Prof. Maged N. Kamel Boulos introduces his Keynote talk at the 4th EAI International Conference on IoT Technologies for HealthCare, Angers, France, October 24, 2017.
The Internet of Things (IoT) is made of sensors and other components that connect our version of the world made of atoms (i.e., us humans, our devices, vehicles, roads, buildings, plants, animals, etc.) with a mirror digital version made of bits. This has the potential of enabling cities and regions, urban and rural, to be self-aware and dynamically reconfigurable in real- or near-real-time, based on changes that are continuously monitored and captured by sensors, similar to the way the internal biological systems of a living being operate and respond to their environment. Data collected by various IoT sensors can also help predict the immediate future with reasonable accuracy, which enables better planned responses/mitigation.
Furthermore, IoT can link atoms (humans) to other atoms (humans) (again via bits), resulting in the formation of 'smart(er) communities' that actively engage citizens in a smarter governance of their place, empower them to better care for one another ('Uber-isation' of health and social care), promote stronger social inclusion, and ensure a greener, sustainable and more enjoyable environment for all.
But IoT has been abused to "solve problems" that are not really problems, while posing serious security, individual privacy and 'infoglut' challenges, and fuelling rampant consumerism. From connected cars, smart fridges and plants fitted with sensors to smart water bottles and umbrellas, everyday objects are becoming increasingly connected to the cloud and to apps running on our smartphones, with variable utility and impacts ranging from trivial or 'gimmicky' (no practical value or advantage) to truly transformative results that have the potential of improving the health, wellbeing and overall quality of life of individuals and whole populations.
This keynote will focus on several exemplary uses of IoT in the areas of environmental and public health (e.g., air quality and noise and light pollution), telehealthcare/ambient assisted living, and personal health, drawing on the authors' experience in recent EU research projects. Smart nutrition is one these exemplary uses that will be very briefly presented.
Overweight and obesity are a documented leading risk factor of major non-communicable diseases. The keynote will briefly touch on how IoT applications in the domains of food and nutrition informatics, fitness tracking, and gamified motivation and engagement could help tackle these major public health problems through well-tailored P5-Health-compliant e-interventions (Precision, Predictive, Preventive, Personalised and Participatory Health).

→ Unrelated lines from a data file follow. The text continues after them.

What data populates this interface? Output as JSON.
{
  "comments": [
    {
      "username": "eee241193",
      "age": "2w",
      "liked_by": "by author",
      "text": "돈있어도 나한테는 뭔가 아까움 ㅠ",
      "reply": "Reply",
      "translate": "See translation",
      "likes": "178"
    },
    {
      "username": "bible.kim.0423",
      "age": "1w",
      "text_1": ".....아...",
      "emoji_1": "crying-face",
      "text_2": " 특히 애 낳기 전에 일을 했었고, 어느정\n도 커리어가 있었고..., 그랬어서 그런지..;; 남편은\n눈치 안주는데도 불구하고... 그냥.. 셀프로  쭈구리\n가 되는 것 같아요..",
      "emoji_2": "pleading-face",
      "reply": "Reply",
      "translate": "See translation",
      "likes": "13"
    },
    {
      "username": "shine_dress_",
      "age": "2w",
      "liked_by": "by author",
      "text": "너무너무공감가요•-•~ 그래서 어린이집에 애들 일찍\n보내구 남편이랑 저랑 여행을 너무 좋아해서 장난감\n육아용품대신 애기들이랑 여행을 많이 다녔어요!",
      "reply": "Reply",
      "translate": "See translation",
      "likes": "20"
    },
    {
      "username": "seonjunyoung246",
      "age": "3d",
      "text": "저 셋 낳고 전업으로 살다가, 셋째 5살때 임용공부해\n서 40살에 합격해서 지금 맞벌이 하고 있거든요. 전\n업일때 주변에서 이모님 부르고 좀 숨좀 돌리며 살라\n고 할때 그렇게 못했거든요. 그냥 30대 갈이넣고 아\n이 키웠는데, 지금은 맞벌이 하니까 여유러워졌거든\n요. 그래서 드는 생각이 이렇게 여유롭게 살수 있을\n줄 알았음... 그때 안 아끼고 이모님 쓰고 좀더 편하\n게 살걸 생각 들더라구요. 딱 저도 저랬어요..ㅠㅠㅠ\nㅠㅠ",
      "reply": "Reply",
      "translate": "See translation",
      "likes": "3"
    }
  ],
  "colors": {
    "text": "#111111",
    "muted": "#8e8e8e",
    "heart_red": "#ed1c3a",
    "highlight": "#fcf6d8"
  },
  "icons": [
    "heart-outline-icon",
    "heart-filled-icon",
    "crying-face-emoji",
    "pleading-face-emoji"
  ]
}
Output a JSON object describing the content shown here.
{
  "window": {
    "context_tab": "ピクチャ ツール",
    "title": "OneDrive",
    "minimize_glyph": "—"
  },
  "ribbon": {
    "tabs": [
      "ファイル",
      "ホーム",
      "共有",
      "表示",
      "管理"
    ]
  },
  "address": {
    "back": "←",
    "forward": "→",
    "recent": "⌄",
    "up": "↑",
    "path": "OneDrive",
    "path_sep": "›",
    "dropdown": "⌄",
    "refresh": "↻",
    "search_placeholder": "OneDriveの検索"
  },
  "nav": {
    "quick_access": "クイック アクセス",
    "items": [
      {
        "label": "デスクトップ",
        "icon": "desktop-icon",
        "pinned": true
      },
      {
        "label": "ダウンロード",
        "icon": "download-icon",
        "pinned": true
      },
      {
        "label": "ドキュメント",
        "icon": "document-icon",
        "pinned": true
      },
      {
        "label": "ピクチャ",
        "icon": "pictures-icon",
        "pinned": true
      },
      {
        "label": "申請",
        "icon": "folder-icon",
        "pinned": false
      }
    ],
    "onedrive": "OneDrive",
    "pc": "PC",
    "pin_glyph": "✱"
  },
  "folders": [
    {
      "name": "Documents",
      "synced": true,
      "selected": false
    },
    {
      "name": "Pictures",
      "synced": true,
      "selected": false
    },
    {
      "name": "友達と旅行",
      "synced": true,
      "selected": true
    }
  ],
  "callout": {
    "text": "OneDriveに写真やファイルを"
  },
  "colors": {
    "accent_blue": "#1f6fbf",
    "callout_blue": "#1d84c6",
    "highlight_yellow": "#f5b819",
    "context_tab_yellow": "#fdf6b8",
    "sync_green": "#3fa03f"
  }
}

The keynote will also discuss the challenges and caveats associated with IoT, including those related to security (can be life-threatening) and individual privacy. While research was successful at documenting and highlighting the risks associated with IoT deployments in health/care, the industry has somewhat failed to follow and tackle those issues, focusing more on rapid profit generation and usability (user convenience). Device and service security and user privacy are often addressed as an afterthought, if at all, even though they should be given prominent priority from the very early concept and design stages.
Let us build together an Internet of Things and People, a more secure Internet promoting better personal health, and stronger social inclusion and cohesion, rather than one feeding aimless consumerism and deepening the digital (literacy) divide in our societies. Let us always begin with real world problems, exploring and harnessing suitable technologies to solve them, rather than start with the latest technologies, trying to create and enforce unneeded applications of these technologies.